23rd September 2011 was a date of a symbolic change of guard. Alexander von Humboldt was withdrawn from the service to be replaced by a new and larger barque with number 2 in her name. Both ships had a chance to salute to one another at the Bremerhaven anchorage. The king is dead, long live the king!

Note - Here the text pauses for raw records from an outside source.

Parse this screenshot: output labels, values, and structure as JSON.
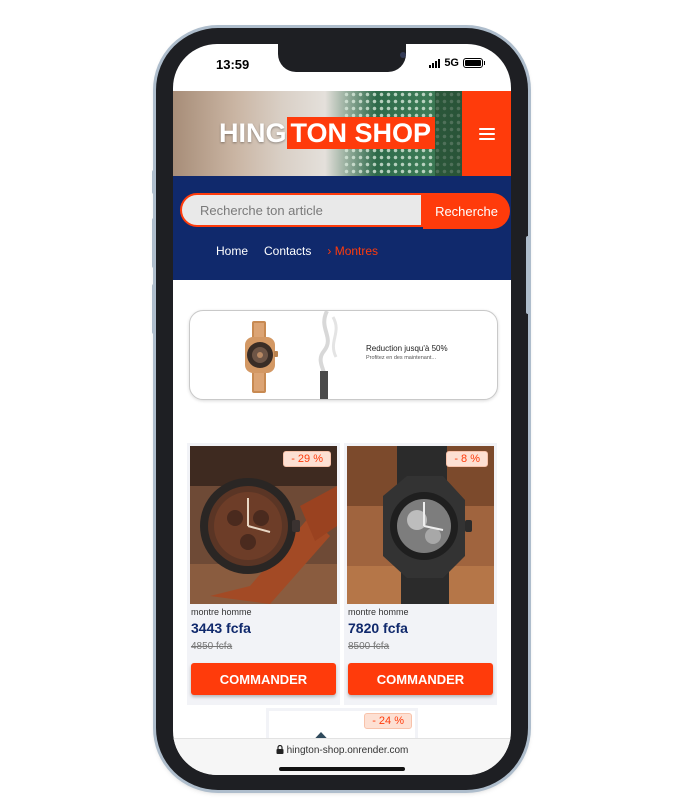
{
  "status_bar": {
    "time": "13:59",
    "network": "5G"
  },
  "header": {
    "logo_part1": "HING",
    "logo_part2": "TON SHOP",
    "menu_icon": "hamburger-icon",
    "accent_color": "#ff3b0b",
    "navy_color": "#10296c"
  },
  "search": {
    "placeholder": "Recherche ton article",
    "button_label": "Recherche"
  },
  "nav": {
    "home": "Home",
    "contacts": "Contacts",
    "current": "› Montres"
  },
  "promo": {
    "title": "Reduction jusqu'à 50%",
    "subtitle": "Profitez en des maintenant..."
  },
  "products": [
    {
      "discount": "- 29 %",
      "category": "montre homme",
      "price": "3443 fcfa",
      "old_price": "4850 fcfa",
      "button": "COMMANDER"
    },
    {
      "discount": "- 8 %",
      "category": "montre homme",
      "price": "7820 fcfa",
      "old_price": "8500 fcfa",
      "button": "COMMANDER"
    },
    {
      "discount": "- 24 %"
    }
  ],
  "browser": {
    "url": "hington-shop.onrender.com",
    "lock_icon": "lock-icon"
  }
}
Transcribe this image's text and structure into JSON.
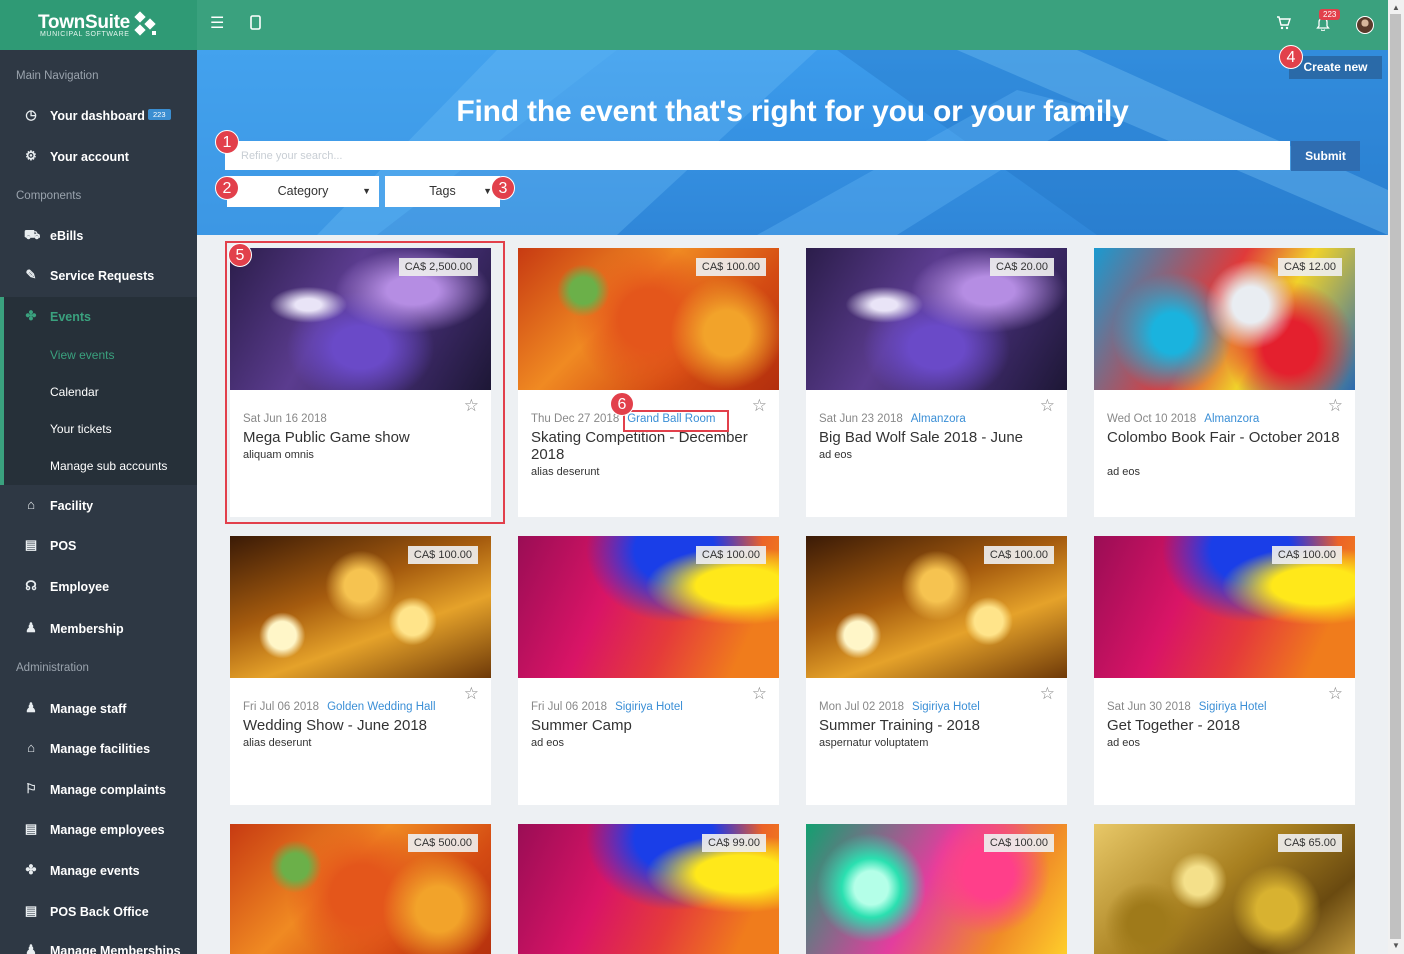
{
  "app": {
    "brand": "TownSuite",
    "brand_sub": "MUNICIPAL SOFTWARE"
  },
  "topbar": {
    "notifications_count": "223",
    "icons": [
      "menu-icon",
      "mobile-icon",
      "cart-icon",
      "bell-icon",
      "avatar"
    ]
  },
  "sidebar": {
    "sections": {
      "main": "Main Navigation",
      "components": "Components",
      "administration": "Administration"
    },
    "dashboard_badge": "223",
    "items": [
      {
        "label": "Your dashboard",
        "icon": "dashboard-icon"
      },
      {
        "label": "Your account",
        "icon": "gear-icon"
      },
      {
        "label": "eBills",
        "icon": "bills-icon"
      },
      {
        "label": "Service Requests",
        "icon": "edit-icon"
      },
      {
        "label": "Events",
        "icon": "events-icon"
      },
      {
        "label": "Facility",
        "icon": "home-icon"
      },
      {
        "label": "POS",
        "icon": "pos-icon"
      },
      {
        "label": "Employee",
        "icon": "headset-icon"
      },
      {
        "label": "Membership",
        "icon": "user-icon"
      },
      {
        "label": "Manage staff",
        "icon": "staff-icon"
      },
      {
        "label": "Manage facilities",
        "icon": "home-icon"
      },
      {
        "label": "Manage complaints",
        "icon": "flag-icon"
      },
      {
        "label": "Manage employees",
        "icon": "employees-icon"
      },
      {
        "label": "Manage events",
        "icon": "events-icon"
      },
      {
        "label": "POS Back Office",
        "icon": "pos-icon"
      },
      {
        "label": "Manage Memberships",
        "icon": "user-icon"
      }
    ],
    "events_sub": [
      "View events",
      "Calendar",
      "Your tickets",
      "Manage sub accounts"
    ]
  },
  "hero": {
    "title": "Find the event that's right for you or your family",
    "search_placeholder": "Refine your search...",
    "submit": "Submit",
    "category": "Category",
    "tags": "Tags",
    "create_new": "Create new"
  },
  "callouts": [
    "1",
    "2",
    "3",
    "4",
    "5",
    "6"
  ],
  "events": [
    {
      "price": "CA$ 2,500.00",
      "date": "Sat Jun 16 2018",
      "venue": "",
      "title": "Mega Public Game show",
      "desc": "aliquam omnis",
      "image": "purple"
    },
    {
      "price": "CA$ 100.00",
      "date": "Thu Dec 27 2018",
      "venue": "Grand Ball Room",
      "title": "Skating Competition - December 2018",
      "desc": "alias deserunt",
      "image": "orange"
    },
    {
      "price": "CA$ 20.00",
      "date": "Sat Jun 23 2018",
      "venue": "Almanzora",
      "title": "Big Bad Wolf Sale 2018 - June",
      "desc": "ad eos",
      "image": "purple"
    },
    {
      "price": "CA$ 12.00",
      "date": "Wed Oct 10 2018",
      "venue": "Almanzora",
      "title": "Colombo Book Fair - October 2018",
      "desc": "ad eos",
      "image": "paint"
    },
    {
      "price": "CA$ 100.00",
      "date": "Fri Jul 06 2018",
      "venue": "Golden Wedding Hall",
      "title": "Wedding Show - June 2018",
      "desc": "alias deserunt",
      "image": "bokeh"
    },
    {
      "price": "CA$ 100.00",
      "date": "Fri Jul 06 2018",
      "venue": "Sigiriya Hotel",
      "title": "Summer Camp",
      "desc": "ad eos",
      "image": "rainbow"
    },
    {
      "price": "CA$ 100.00",
      "date": "Mon Jul 02 2018",
      "venue": "Sigiriya Hotel",
      "title": "Summer Training - 2018",
      "desc": "aspernatur voluptatem",
      "image": "bokeh"
    },
    {
      "price": "CA$ 100.00",
      "date": "Sat Jun 30 2018",
      "venue": "Sigiriya Hotel",
      "title": "Get Together - 2018",
      "desc": "ad eos",
      "image": "rainbow"
    },
    {
      "price": "CA$ 500.00",
      "image": "orange"
    },
    {
      "price": "CA$ 99.00",
      "image": "rainbow"
    },
    {
      "price": "CA$ 100.00",
      "image": "neon"
    },
    {
      "price": "CA$ 65.00",
      "image": "oil"
    }
  ]
}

The unusual green colour of the hull and sails made Alexander von Humboldt one of the most distinct tall ships in the world. Wherever she appeared, she won hearts and minds of people. What is the story behind her green sails? The story was once shared by Zygmunt Choreń, a design engineer who designed the ship in the mid 1980s, when he planned a conversion of an old 1906 lighthouse vessel to a barque. “At a meeting, green sails were suggested by a representative of the Beck’s Brewery and it caused much stir.” “Green sails? No way! They must be white”. A month later another meeting was convened. The same Beck’s representative asked everyone to approach the window and said: “Can you see the lorry? It has a green cover. If you can afford to throw away 50 thousand marks, so be it”. The argument was very telling. They decided to commission green sails, but made a reservation that these would be set occasionally only and against a special fee. Finally, people liked the sails so much that they stayed with the ship for good, said the Gdańsk-based ship designer.

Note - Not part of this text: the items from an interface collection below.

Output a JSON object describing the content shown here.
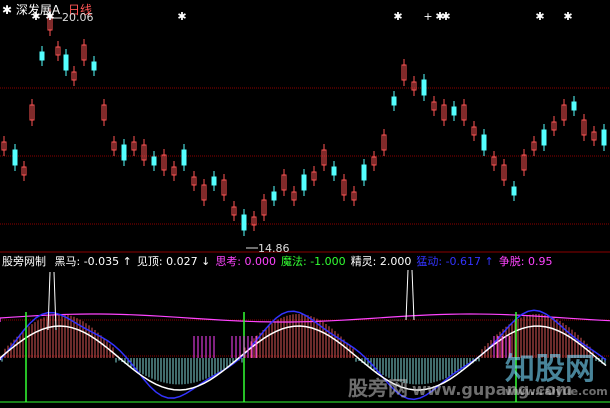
{
  "header": {
    "stock": "深发展A",
    "period": "日线"
  },
  "price_high": "20.06",
  "price_low": "14.86",
  "indicator": {
    "title": "股旁网制",
    "items": [
      {
        "label": "黑马:",
        "value": "-0.035",
        "arrow": "↑",
        "color": "#ffffff"
      },
      {
        "label": "见顶:",
        "value": "0.027",
        "arrow": "↓",
        "color": "#ffffff"
      },
      {
        "label": "思考:",
        "value": "0.000",
        "arrow": "",
        "color": "#ff44ff"
      },
      {
        "label": "魔法:",
        "value": "-1.000",
        "arrow": "",
        "color": "#33ff33"
      },
      {
        "label": "精灵:",
        "value": "2.000",
        "arrow": "",
        "color": "#ffffff"
      },
      {
        "label": "猛动:",
        "value": "-0.617",
        "arrow": "↑",
        "color": "#3333ff"
      },
      {
        "label": "争脱:",
        "value": "0.95",
        "arrow": "",
        "color": "#ff44ff"
      }
    ]
  },
  "watermark": {
    "left": "股旁网",
    "url": "www.gupang.com",
    "right": "知股网",
    "right_url": "www.raiyue.com"
  },
  "colors": {
    "up": "#ff5555",
    "down": "#54ffff",
    "grid": "#8b0000",
    "star": "#ffffff"
  }
}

Since she started her service in 1988, Alex, as the ship was affectionately referred to, was a frequent participant of races and rallies, including those organised in Poland. On board of the ship, young people from different corners of the world learned sailing and developed strength to struggle against the elements. After some time, practical Germans decided that the 62.5 m ship was too small and too costly. They wanted to build a new one, a bit longer barque, based on the blueprints of KRI Dewaruci, an Indonesian barquentine built in Germany in 1953. It took several years for the Deutsche Stiftung Sail Training (DSST), the operator, to collect the funding. The total amount needed was 15 million euros. She was built in the Bremerhaven shipyard and she was the first tall ship to be built in Germany in fifty years after the Gorch Fock replica that was built in 1958. On the change of guard ceremony, however, white sails were hoisted on the masts of the 65 metres ship. The pressure from the sailors’ community was very strong and in 2015 all 24 sails went up for the first time. Alex has been proudly using green sails until today. The total area of sails is 1360 square metres. It is worth adding that the sails were made by Bryt Sails, a Polish company.

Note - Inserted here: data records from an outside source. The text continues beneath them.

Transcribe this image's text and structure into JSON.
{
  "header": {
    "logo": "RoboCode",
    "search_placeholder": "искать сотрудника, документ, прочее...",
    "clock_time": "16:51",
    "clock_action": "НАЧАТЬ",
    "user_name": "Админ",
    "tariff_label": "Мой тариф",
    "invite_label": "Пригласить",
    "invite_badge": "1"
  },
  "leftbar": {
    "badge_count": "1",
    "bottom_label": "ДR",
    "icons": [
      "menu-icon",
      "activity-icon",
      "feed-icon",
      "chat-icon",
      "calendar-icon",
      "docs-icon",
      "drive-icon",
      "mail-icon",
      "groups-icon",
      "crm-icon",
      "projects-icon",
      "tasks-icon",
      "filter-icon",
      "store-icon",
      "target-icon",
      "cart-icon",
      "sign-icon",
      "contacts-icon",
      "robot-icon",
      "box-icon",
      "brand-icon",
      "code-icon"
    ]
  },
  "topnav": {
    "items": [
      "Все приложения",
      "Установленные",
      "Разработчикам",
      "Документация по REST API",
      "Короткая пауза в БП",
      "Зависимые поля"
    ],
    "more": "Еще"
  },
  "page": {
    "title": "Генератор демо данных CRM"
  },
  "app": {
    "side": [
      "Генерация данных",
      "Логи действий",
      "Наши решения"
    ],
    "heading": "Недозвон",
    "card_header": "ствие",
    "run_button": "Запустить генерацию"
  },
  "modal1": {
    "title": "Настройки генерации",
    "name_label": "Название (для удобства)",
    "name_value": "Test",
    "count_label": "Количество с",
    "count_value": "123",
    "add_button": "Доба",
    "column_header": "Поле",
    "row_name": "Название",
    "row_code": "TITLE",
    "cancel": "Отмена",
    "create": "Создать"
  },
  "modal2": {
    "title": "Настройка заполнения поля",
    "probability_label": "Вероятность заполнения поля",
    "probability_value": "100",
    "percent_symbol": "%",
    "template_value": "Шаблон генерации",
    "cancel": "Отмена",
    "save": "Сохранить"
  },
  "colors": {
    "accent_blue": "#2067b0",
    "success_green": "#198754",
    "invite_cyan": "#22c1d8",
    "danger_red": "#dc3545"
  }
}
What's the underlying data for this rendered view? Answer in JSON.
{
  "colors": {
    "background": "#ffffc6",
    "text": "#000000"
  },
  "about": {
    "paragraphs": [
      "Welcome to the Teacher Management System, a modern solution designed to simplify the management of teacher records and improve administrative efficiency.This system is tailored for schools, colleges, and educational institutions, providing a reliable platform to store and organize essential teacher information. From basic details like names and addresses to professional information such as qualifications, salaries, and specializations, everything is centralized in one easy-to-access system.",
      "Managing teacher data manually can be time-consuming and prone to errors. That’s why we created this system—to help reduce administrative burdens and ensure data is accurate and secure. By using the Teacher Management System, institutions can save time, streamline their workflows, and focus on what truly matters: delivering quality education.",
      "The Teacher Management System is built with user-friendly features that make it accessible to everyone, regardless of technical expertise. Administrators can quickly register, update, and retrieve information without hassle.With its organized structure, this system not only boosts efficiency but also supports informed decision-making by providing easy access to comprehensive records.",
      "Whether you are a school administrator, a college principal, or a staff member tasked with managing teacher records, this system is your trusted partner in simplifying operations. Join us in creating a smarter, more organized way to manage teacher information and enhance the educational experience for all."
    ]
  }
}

The operator emphasises that the ship is truly green, not only when it comes to her colour. We put much emphasis on environmental conservation. We keep all out waste on board and we operate a wastewater treatment installation. The ship meets top environmental standards, explains Jens Middendorf from the DSST.
In summer, the ship participates in races and sailing events in Europe, whereas in winter, she takes young Germans to warmer areas of the globe, such the Caribbean or the Mediterranean Sea. In 2019 and 2020, when Gorch Fock underwent renovation, Deutsche Marine cadets practiced under the green sails. The Alexander von Humboldt II crew consists of 79 people. They stay in 26 cabins that cater for 2, 3 and 4 people each.
What has the predecessor been doing? For several years, she stayed in the Bahamas and Canary Islands operating as a cruiser and a hotel. Finally, she returned to her home port of Brema, Germany. Today, she is used as a restaurant ship moored on the river of Weser at the popular Schlachte promenade. Clients can rent her deck and rooms to organise corporate parties and events.